Task details:
Restate all the entries exactly as they appear, apart from the pictures.

Page and application data records:
▼
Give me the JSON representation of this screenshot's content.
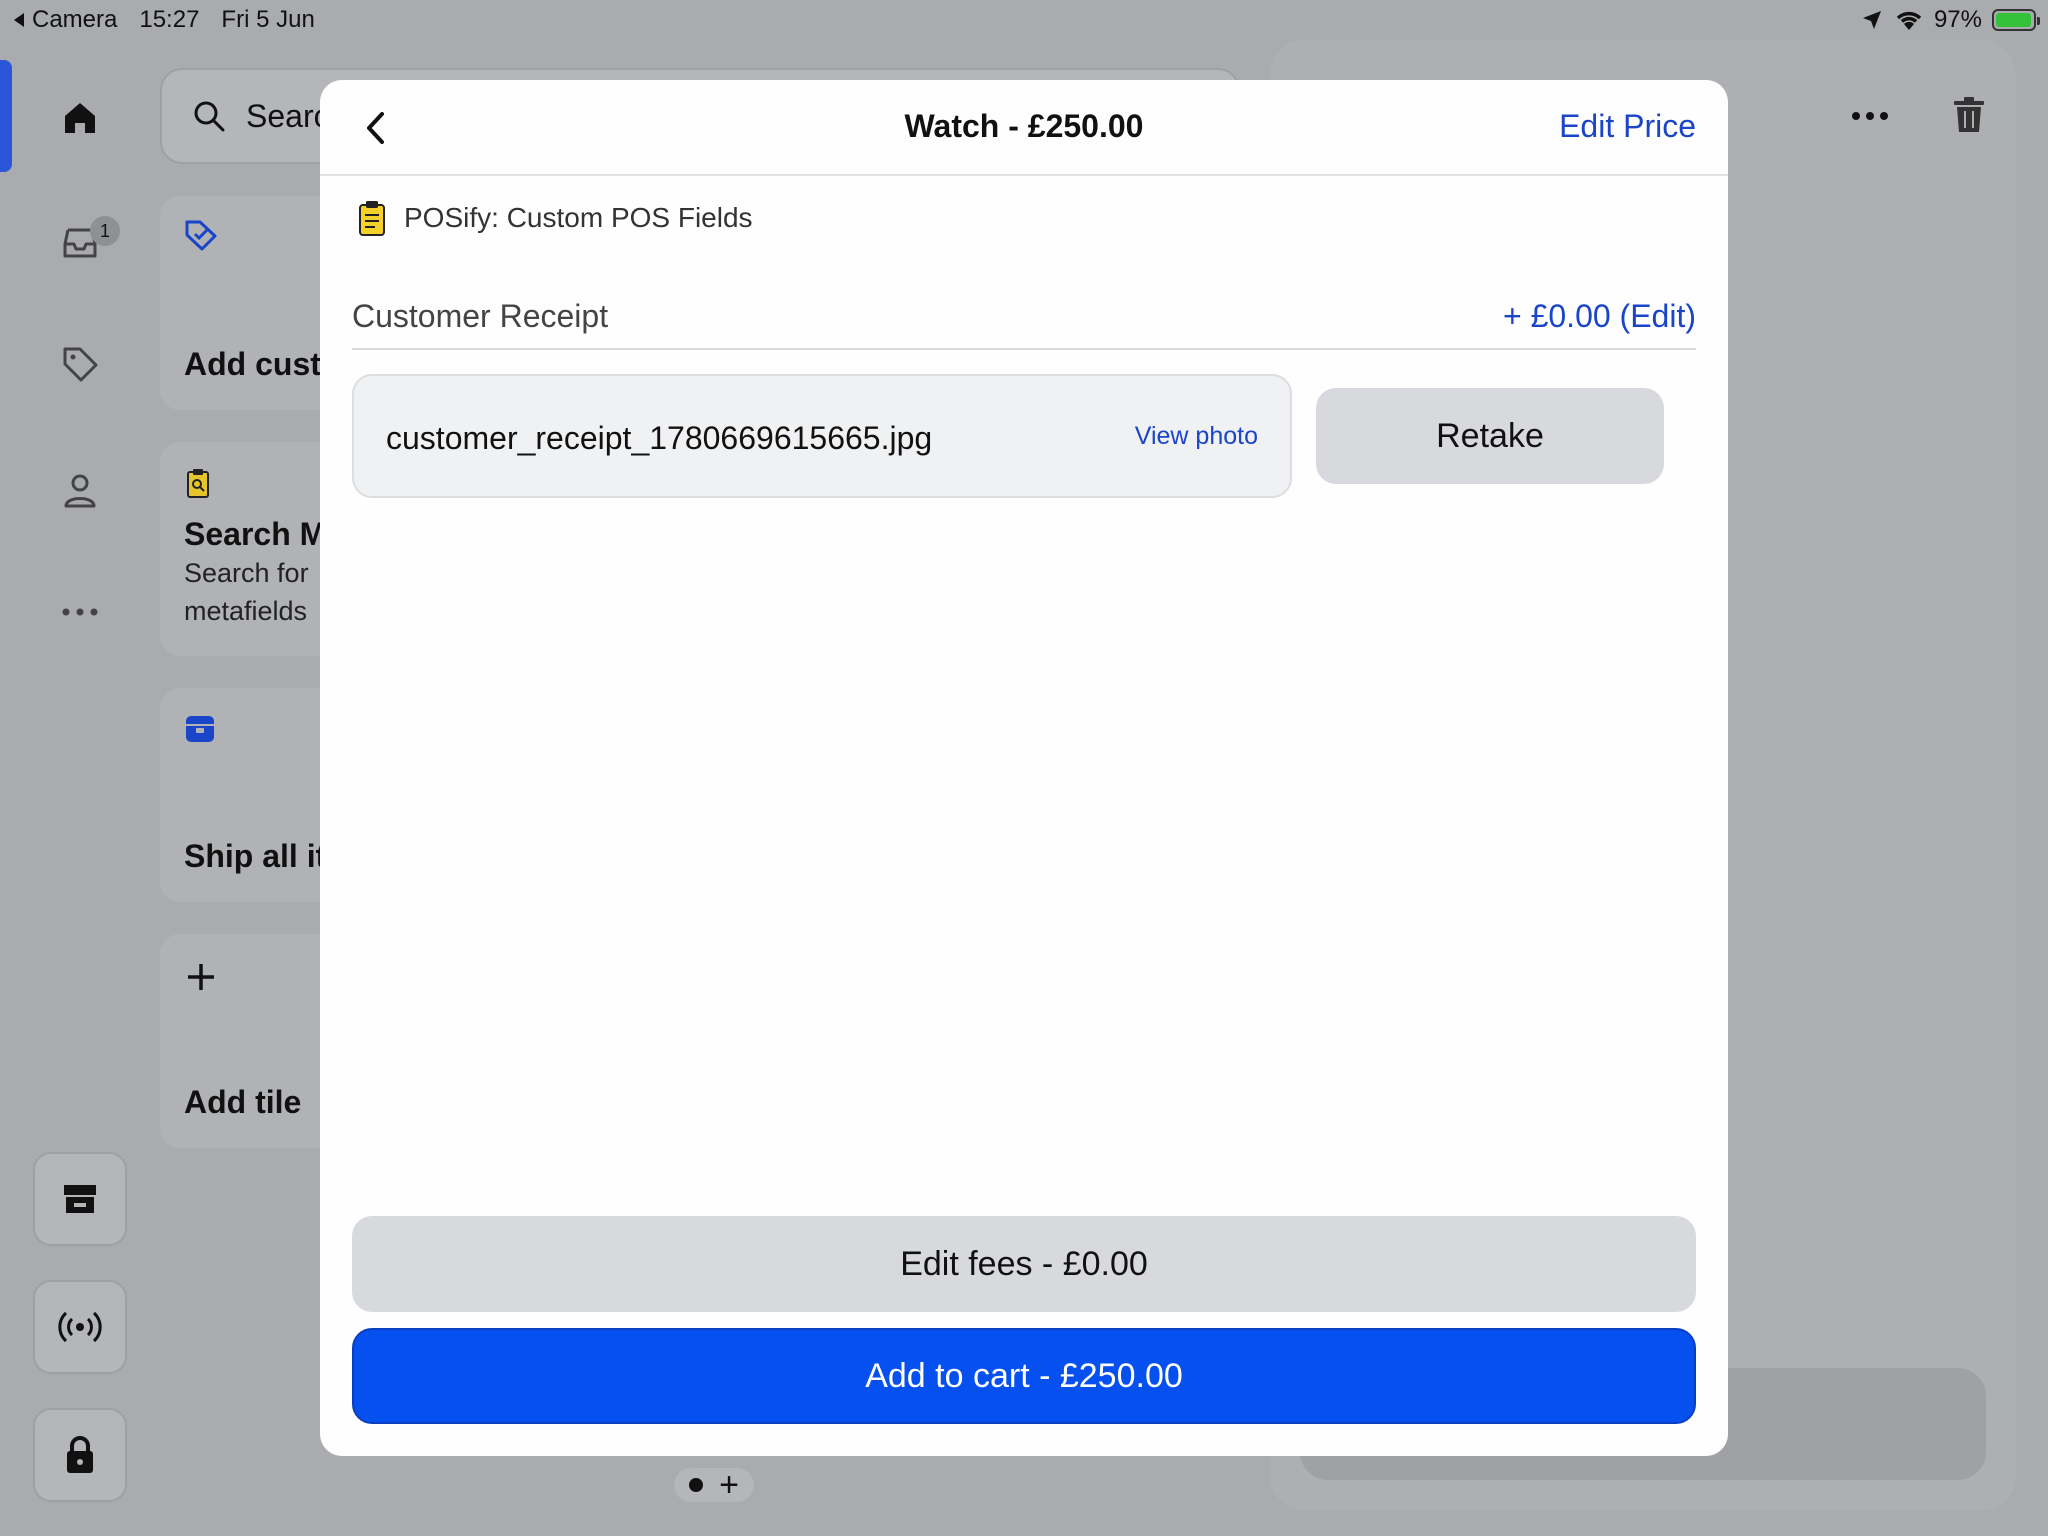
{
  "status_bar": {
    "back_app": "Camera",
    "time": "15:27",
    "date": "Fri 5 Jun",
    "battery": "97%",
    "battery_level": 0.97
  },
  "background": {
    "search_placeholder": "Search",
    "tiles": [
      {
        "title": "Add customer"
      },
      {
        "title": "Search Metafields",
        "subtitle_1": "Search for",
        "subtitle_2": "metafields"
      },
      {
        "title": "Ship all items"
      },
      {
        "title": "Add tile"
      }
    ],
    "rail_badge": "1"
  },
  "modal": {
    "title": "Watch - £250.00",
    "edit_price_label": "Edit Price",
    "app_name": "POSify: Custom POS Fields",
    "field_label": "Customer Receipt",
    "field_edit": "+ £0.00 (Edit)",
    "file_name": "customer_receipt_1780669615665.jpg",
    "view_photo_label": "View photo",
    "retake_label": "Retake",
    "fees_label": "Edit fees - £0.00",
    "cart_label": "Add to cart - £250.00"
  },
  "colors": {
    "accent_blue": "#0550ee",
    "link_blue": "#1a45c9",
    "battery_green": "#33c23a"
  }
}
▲
Task answer:
Give me the JSON representation of this screenshot's content.
{
  "status_bar": {
    "back_app": "Camera",
    "time": "15:27",
    "date": "Fri 5 Jun",
    "battery": "97%",
    "battery_level": 0.97
  },
  "background": {
    "search_placeholder": "Search",
    "tiles": [
      {
        "title": "Add customer"
      },
      {
        "title": "Search Metafields",
        "subtitle_1": "Search for",
        "subtitle_2": "metafields"
      },
      {
        "title": "Ship all items"
      },
      {
        "title": "Add tile"
      }
    ],
    "rail_badge": "1"
  },
  "modal": {
    "title": "Watch - £250.00",
    "edit_price_label": "Edit Price",
    "app_name": "POSify: Custom POS Fields",
    "field_label": "Customer Receipt",
    "field_edit": "+ £0.00 (Edit)",
    "file_name": "customer_receipt_1780669615665.jpg",
    "view_photo_label": "View photo",
    "retake_label": "Retake",
    "fees_label": "Edit fees - £0.00",
    "cart_label": "Add to cart - £250.00"
  },
  "colors": {
    "accent_blue": "#0550ee",
    "link_blue": "#1a45c9",
    "battery_green": "#33c23a"
  }
}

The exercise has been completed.